# YOUR TASK:
Give a verbatim copy of the lines below, minus the pictures.

==== TASK MATERIAL ====

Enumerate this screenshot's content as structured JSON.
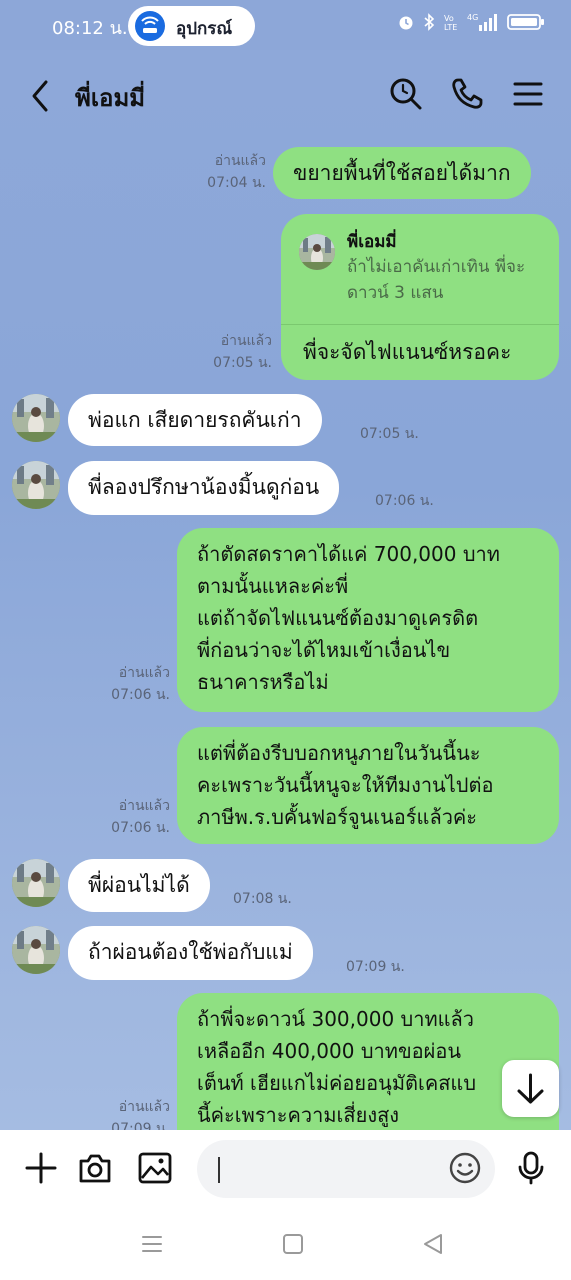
{
  "status_bar": {
    "time": "08:12 น.",
    "pill_label": "อุปกรณ์",
    "pill_icon": "wifi-hotspot-icon",
    "icons": [
      "alarm-icon",
      "bluetooth-icon",
      "volte-icon",
      "4g-signal-icon",
      "battery-icon"
    ]
  },
  "header": {
    "title": "พี่เอมมี่",
    "back_icon": "chevron-left-icon",
    "actions": [
      "search-icon",
      "phone-icon",
      "menu-icon"
    ]
  },
  "messages": [
    {
      "side": "me",
      "text": "ขยายพื้นที่ใช้สอยได้มาก",
      "read": "อ่านแล้ว",
      "time": "07:04 น."
    },
    {
      "side": "me",
      "reply_to_name": "พี่เอมมี่",
      "reply_to_text": "ถ้าไม่เอาคันเก่าเทิน พี่จะดาวน์ 3 แสน",
      "text": "พี่จะจัดไฟแนนซ์หรอคะ",
      "read": "อ่านแล้ว",
      "time": "07:05 น."
    },
    {
      "side": "them",
      "text": "พ่อแก เสียดายรถคันเก่า",
      "time": "07:05 น."
    },
    {
      "side": "them",
      "text": "พี่ลองปรึกษาน้องมิ้นดูก่อน",
      "time": "07:06 น."
    },
    {
      "side": "me",
      "lines": [
        "ถ้าตัดสดราคาได้แค่ 700,000 บาท",
        "ตามนั้นแหละค่ะพี่",
        "แต่ถ้าจัดไฟแนนซ์ต้องมาดูเครดิต",
        "พี่ก่อนว่าจะได้ไหมเข้าเงื่อนไข",
        "ธนาคารหรือไม่"
      ],
      "read": "อ่านแล้ว",
      "time": "07:06 น."
    },
    {
      "side": "me",
      "lines": [
        "แต่พี่ต้องรีบบอกหนูภายในวันนี้นะ",
        "คะเพราะวันนี้หนูจะให้ทีมงานไปต่อ",
        "ภาษีพ.ร.บคั้นฟอร์จูนเนอร์แล้วค่ะ"
      ],
      "read": "อ่านแล้ว",
      "time": "07:06 น."
    },
    {
      "side": "them",
      "text": "พี่ผ่อนไม่ได้",
      "time": "07:08 น."
    },
    {
      "side": "them",
      "text": "ถ้าผ่อนต้องใช้พ่อกับแม่",
      "time": "07:09 น."
    },
    {
      "side": "me",
      "lines": [
        "ถ้าพี่จะดาวน์ 300,000 บาทแล้ว",
        "เหลืออีก 400,000 บาทขอผ่อน",
        "เต็นท์ เฮียแกไม่ค่อยอนุมัติเคสแบ",
        "นี้ค่ะเพราะความเสี่ยงสูง"
      ],
      "read": "อ่านแล้ว",
      "time": "07:09 น."
    }
  ],
  "scroll_button_icon": "arrow-down-icon",
  "input_bar": {
    "icons": [
      "plus-icon",
      "camera-icon",
      "image-icon",
      "emoji-icon",
      "microphone-icon"
    ],
    "placeholder": ""
  },
  "nav_bar": {
    "icons": [
      "recent-apps-icon",
      "home-icon",
      "back-icon"
    ]
  },
  "colors": {
    "chat_background": "#8ea8d9",
    "my_bubble": "#8fe082",
    "their_bubble": "#ffffff",
    "accent": "#1a6be0"
  }
}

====

# OUTPUT BELOW:
Enumerate this screenshot's content as structured JSON.
{
  "status_bar": {
    "time": "08:12 น.",
    "pill_label": "อุปกรณ์",
    "pill_icon": "wifi-hotspot-icon",
    "icons": [
      "alarm-icon",
      "bluetooth-icon",
      "volte-icon",
      "4g-signal-icon",
      "battery-icon"
    ]
  },
  "header": {
    "title": "พี่เอมมี่",
    "back_icon": "chevron-left-icon",
    "actions": [
      "search-icon",
      "phone-icon",
      "menu-icon"
    ]
  },
  "messages": [
    {
      "side": "me",
      "text": "ขยายพื้นที่ใช้สอยได้มาก",
      "read": "อ่านแล้ว",
      "time": "07:04 น."
    },
    {
      "side": "me",
      "reply_to_name": "พี่เอมมี่",
      "reply_to_text": "ถ้าไม่เอาคันเก่าเทิน พี่จะดาวน์ 3 แสน",
      "text": "พี่จะจัดไฟแนนซ์หรอคะ",
      "read": "อ่านแล้ว",
      "time": "07:05 น."
    },
    {
      "side": "them",
      "text": "พ่อแก เสียดายรถคันเก่า",
      "time": "07:05 น."
    },
    {
      "side": "them",
      "text": "พี่ลองปรึกษาน้องมิ้นดูก่อน",
      "time": "07:06 น."
    },
    {
      "side": "me",
      "lines": [
        "ถ้าตัดสดราคาได้แค่ 700,000 บาท",
        "ตามนั้นแหละค่ะพี่",
        "แต่ถ้าจัดไฟแนนซ์ต้องมาดูเครดิต",
        "พี่ก่อนว่าจะได้ไหมเข้าเงื่อนไข",
        "ธนาคารหรือไม่"
      ],
      "read": "อ่านแล้ว",
      "time": "07:06 น."
    },
    {
      "side": "me",
      "lines": [
        "แต่พี่ต้องรีบบอกหนูภายในวันนี้นะ",
        "คะเพราะวันนี้หนูจะให้ทีมงานไปต่อ",
        "ภาษีพ.ร.บคั้นฟอร์จูนเนอร์แล้วค่ะ"
      ],
      "read": "อ่านแล้ว",
      "time": "07:06 น."
    },
    {
      "side": "them",
      "text": "พี่ผ่อนไม่ได้",
      "time": "07:08 น."
    },
    {
      "side": "them",
      "text": "ถ้าผ่อนต้องใช้พ่อกับแม่",
      "time": "07:09 น."
    },
    {
      "side": "me",
      "lines": [
        "ถ้าพี่จะดาวน์ 300,000 บาทแล้ว",
        "เหลืออีก 400,000 บาทขอผ่อน",
        "เต็นท์ เฮียแกไม่ค่อยอนุมัติเคสแบ",
        "นี้ค่ะเพราะความเสี่ยงสูง"
      ],
      "read": "อ่านแล้ว",
      "time": "07:09 น."
    }
  ],
  "scroll_button_icon": "arrow-down-icon",
  "input_bar": {
    "icons": [
      "plus-icon",
      "camera-icon",
      "image-icon",
      "emoji-icon",
      "microphone-icon"
    ],
    "placeholder": ""
  },
  "nav_bar": {
    "icons": [
      "recent-apps-icon",
      "home-icon",
      "back-icon"
    ]
  },
  "colors": {
    "chat_background": "#8ea8d9",
    "my_bubble": "#8fe082",
    "their_bubble": "#ffffff",
    "accent": "#1a6be0"
  }
}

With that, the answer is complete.